Video Clip:
Happy Herb & Froggy Doo's Safety Tip

Needless to say, while others would've simply traded up for a better stitched partner in entertaining crime, after Froggy Doo mysteriously vanishes and the F.B.I. gets involved when ransom demands and suspicious activity start creeping into Herb's small town, the gentle and charismatic TV host goes on hiatus, unwilling to continue without Froggy.

Inspired by the true story of the abduction of Herb McAllister's puppet in 1968 that garnered national media and law-enforcement attention, first time filmmaker Caroline Zelder's award winning retro film uses this peculiar incident as a stepping stone to a nice, homespun, warm and beautifully photographed work.

While on the surface, it's dressed up as a mystery, essentially it focuses on two brothers coming of age amidst not only the case they decide to solve but also as their family unit is threatened by their frequently drunk former boxing hopeful father (William Baldwin).

One of those men who just can't get past the fact that he "could've been a contender" even going as far as to imply that marriage and an unexpected pregnancy halted his dreams-- Baldwin tackles a difficult role with a predictable but believable arc when he and his sons realize they must face their fears and move on.

Narrated by Jeff Daniels (Because of Winn Dixie, Fly Away Home), Zelder's award-winning work, A Plumm Summer recalls the vintage feel of the superior yet tonally and cinematically similar movies My Dog Skip and October Sky as she-- along with her fellow screenwriters T.J. Lynch and Frank Antonelli-- manage to weave some truly tender and moving threads into what could've been a very loose and flimsy, decorative picture about a frog-napping.

As Daniels is heard on the soundtrack recalling that summer of '68 in Montana that was a whole lot more idyllic--at least in the warm-tones of the lush cinematography-- than most of us associate with that politically tumultuous year, we meet the younger version of himself as the adolescent Elliott (Chris J. Kelly).

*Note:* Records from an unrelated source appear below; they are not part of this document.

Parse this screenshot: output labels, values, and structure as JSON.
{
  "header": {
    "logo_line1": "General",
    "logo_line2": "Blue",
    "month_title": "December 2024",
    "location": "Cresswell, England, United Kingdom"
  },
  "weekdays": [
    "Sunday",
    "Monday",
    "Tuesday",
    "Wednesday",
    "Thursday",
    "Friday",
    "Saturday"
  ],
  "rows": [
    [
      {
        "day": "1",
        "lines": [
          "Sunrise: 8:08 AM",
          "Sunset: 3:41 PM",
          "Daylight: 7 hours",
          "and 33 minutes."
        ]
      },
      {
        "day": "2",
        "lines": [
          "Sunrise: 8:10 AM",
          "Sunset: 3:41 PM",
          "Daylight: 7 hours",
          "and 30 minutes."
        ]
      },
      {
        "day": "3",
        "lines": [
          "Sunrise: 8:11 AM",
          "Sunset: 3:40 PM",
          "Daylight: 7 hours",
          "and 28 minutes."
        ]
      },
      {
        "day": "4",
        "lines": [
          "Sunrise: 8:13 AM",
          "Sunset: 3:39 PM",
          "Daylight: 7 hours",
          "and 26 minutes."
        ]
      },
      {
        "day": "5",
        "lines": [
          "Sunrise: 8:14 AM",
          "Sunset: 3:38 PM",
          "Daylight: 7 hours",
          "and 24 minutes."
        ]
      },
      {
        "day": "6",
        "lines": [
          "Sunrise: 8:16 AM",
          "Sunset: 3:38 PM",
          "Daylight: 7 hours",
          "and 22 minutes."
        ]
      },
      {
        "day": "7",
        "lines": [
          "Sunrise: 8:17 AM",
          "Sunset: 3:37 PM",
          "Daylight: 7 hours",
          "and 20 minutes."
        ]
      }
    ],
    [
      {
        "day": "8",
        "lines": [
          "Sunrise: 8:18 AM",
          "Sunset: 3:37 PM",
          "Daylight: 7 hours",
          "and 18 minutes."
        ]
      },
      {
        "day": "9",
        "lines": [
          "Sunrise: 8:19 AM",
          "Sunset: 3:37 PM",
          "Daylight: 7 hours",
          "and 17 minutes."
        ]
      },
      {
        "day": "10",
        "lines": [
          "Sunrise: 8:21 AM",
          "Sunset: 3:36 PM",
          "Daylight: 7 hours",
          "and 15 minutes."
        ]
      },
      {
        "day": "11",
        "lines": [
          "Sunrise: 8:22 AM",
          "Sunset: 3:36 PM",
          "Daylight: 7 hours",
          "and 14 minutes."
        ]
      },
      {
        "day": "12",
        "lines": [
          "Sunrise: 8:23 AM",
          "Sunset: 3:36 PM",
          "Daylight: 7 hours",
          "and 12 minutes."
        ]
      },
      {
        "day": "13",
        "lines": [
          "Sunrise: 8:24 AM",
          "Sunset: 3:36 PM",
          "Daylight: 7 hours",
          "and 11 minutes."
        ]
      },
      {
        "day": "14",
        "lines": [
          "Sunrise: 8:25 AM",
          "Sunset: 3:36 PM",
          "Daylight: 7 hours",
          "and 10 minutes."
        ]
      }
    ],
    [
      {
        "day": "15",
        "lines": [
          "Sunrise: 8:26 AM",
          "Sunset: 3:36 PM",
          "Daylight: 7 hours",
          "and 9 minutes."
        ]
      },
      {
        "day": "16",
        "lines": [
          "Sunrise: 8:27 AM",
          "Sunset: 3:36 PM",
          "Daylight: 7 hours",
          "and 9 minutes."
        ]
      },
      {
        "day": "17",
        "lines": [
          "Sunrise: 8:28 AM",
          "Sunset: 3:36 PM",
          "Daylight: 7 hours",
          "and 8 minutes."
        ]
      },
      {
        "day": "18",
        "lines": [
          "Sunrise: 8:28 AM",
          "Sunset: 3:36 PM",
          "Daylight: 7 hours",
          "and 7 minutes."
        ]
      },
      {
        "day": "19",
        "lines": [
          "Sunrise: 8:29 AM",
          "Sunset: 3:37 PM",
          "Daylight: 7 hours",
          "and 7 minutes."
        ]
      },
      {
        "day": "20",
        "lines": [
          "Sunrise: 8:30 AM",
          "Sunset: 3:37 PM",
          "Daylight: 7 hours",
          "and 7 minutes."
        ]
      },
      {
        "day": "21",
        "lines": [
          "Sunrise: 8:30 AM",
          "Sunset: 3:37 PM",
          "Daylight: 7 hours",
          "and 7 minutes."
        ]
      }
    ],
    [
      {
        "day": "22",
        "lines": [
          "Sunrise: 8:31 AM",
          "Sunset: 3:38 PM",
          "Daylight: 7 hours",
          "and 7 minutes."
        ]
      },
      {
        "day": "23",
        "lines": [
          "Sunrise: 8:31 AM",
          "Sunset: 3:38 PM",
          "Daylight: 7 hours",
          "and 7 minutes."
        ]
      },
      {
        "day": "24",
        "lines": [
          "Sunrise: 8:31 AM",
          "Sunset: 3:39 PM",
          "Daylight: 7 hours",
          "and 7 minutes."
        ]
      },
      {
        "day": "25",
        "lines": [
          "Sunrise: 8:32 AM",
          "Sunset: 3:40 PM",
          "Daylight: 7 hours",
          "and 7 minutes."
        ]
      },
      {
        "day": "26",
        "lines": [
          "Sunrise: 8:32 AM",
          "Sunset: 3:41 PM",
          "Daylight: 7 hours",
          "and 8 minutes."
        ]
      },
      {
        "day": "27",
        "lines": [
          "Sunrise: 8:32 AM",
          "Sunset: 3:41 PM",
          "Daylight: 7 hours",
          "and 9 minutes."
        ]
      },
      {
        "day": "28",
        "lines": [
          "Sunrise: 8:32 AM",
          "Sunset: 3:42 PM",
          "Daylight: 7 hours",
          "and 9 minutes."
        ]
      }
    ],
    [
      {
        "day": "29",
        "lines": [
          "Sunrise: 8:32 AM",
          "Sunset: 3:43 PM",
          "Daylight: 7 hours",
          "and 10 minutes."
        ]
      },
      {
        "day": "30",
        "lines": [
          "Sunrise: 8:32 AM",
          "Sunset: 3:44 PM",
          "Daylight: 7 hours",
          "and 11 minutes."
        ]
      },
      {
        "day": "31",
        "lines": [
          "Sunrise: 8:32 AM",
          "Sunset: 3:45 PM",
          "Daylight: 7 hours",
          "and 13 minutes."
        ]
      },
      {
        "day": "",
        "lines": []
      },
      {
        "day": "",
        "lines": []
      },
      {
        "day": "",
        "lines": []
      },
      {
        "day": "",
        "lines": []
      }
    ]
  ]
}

Shortly after the puppet vanishes, Elliott teams up with his adorable, innocent brother Rocky (Owen Pearce) and a cute new girl next door (Morgan Flynn) as they decide to sleuth out the clues and help get Froggy Doo and Happy Herb back on television where they belong.

Having earned the prestigious seal of approval from both the Dove Foundation and Parents Television Council, this high-quality work that is elevated by superb craftsmanship and a truly likable cast (especially in the form of Pearce and Winkler who are ideal for their roles), Zelder's film which is slated for a DVD release on May 5th has additionally been bestowed with the 2007 Audience Award from the Austin Film Festival as well as the Vision Award for Best Family Film from the 2007 Heartland Film Festival.

Undeniably wholesome yet welcomingly filled with complex issues about the family dynamic both in the relationships of Elliott Plumm and his family as well as Happy Herb and his wife-- it's a refreshing work that should appeal equally well to adults and children.

Likewise it impresses in its DVD debut via a visually superlative digital transfer that boasts a filmmaker commentary track (with Zelder and Antonelli), a gag reel, deleted scenes, the original trailer, as well as two Behind-the-Scenes extras that bring viewers to the Red Carpet premiere along with a music video. So frog-nappers beware--neither the Feds nor a group of well-meaning kids will let you get away with a crime against entertainment. And additionally, this charming little sleeper incidentally manages to solve a crime against bad entertainment with its precious existence in a realm of too many children's releases that revolve solely around bodily humor and sarcasm.